The Merediths were awakened the next morning by sounds which told of the movements of troops, and all day long the regiments were marching to the river, and as fast as they could be ferried, were transferred to the Jersey side, the townspeople who, by choice or necessity, were left behind being helpless spectators meanwhile. Once again the streets of Philadelphia assumed the appearance of almost absolute desertion; for as the sun went down the prudent-minded retired within doors, taking good heed to bar shutters and bolt doors, and the precaution was well, for all night long men might be seen prowling about the streets,—jail-birds, British deserters, and other desperadoes, tempted by hope of plunder.
Fearful for their own safety, Mrs. Meredith and Janice failed not to use every means at hand to guard it, not merely closing and securing, so far as they were able, every possible entrance to the house, but as dark came on, their fear led them to ascend to the garret by a ladder through a trap, and drawing this up, they closed the entrance. Here they sat crouched on the bare boards, holding each other, for what seemed to them immeasurable hours; and such was the intensity of the nervous anxiety of waiting that it was scarcely added to, when, toward daybreak, both thought they detected the tread of stealthy footsteps through the rooms below. Of this they presently had assurance, for when the pound of horses’ hoofs was heard outside, the intruders, whoever they might be, were heard to run through the hall and down the stairs with a haste which proved to the miserable women that more than they had cause for fear.
Hardly had this sound died away when a loud banging on the front door reached even their ears, and after several repetitions new fear was given them by the crashing of wood and splintering of glass, which told that some one had broken in a shutter and window to effect an entrance. Once again footsteps on the stairs were heard, and a man rushed into the room underneath them and came to a halt.
“Do you find them?” he shouted to some companion, whose answer could not be heard. “What ho!” he went on in stentorian voice. Is there any one in this house who can give me word of a family of Merediths?”
Janice reached forward and raised the trap, but her mother caught her arm away, and the door fell with a bang.
“’T is all right, mommy,” the girl protested. “Didst not hear the jingle of his spurs? ’T is surely an officer, and we need not fear any such.”
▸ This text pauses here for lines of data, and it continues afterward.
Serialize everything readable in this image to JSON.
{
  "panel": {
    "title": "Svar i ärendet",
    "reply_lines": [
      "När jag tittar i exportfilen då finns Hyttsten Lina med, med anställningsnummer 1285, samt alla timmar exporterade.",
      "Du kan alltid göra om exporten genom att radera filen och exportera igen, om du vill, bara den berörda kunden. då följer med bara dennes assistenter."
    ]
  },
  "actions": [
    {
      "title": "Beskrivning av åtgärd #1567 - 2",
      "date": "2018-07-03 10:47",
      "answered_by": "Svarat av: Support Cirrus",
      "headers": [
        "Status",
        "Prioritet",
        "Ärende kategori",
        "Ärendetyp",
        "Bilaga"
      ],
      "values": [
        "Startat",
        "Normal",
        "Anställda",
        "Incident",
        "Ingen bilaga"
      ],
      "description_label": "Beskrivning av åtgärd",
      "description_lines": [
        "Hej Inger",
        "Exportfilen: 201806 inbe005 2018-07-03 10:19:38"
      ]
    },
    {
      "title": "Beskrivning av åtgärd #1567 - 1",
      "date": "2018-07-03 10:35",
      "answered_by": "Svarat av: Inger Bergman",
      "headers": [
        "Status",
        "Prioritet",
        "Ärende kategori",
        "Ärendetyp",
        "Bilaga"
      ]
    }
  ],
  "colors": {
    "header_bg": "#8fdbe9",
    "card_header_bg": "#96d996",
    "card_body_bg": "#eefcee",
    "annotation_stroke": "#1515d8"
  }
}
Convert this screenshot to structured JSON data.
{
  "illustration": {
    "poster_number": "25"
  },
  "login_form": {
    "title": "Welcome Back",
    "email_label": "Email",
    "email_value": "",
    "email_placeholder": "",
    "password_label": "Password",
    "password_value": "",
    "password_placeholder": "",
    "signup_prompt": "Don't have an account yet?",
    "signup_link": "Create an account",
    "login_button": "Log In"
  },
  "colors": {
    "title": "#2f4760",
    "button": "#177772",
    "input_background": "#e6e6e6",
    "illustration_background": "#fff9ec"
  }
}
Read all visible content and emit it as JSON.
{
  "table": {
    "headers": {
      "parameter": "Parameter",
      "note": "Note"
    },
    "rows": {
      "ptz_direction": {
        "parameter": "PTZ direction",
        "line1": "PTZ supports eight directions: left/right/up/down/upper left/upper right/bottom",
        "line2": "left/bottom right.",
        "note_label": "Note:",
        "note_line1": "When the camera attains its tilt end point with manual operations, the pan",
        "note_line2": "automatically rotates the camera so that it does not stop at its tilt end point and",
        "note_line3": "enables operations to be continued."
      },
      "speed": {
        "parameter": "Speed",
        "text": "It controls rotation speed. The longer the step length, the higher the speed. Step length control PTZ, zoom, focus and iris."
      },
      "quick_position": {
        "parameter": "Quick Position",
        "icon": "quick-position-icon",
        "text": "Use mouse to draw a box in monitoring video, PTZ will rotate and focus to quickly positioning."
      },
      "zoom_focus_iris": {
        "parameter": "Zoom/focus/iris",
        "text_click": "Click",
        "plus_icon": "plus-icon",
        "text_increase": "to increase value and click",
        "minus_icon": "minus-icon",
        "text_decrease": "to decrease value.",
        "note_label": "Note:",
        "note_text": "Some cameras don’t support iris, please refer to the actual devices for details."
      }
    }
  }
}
Even as she spoke the trap was raised by a sabre from below. “Who ’s above?” the man demanded, and as Janice leaned forward and peeked through the opening, he went on, “I seek—” There he uncovered. “Ah, Miss Meredith, dark as it is above, I could pick you from a thousand by Colonel Brereton’s description. I was beginning to fear some misfortune had overtaken you. I am Captain McLane of the light horse. You can descend without fear.”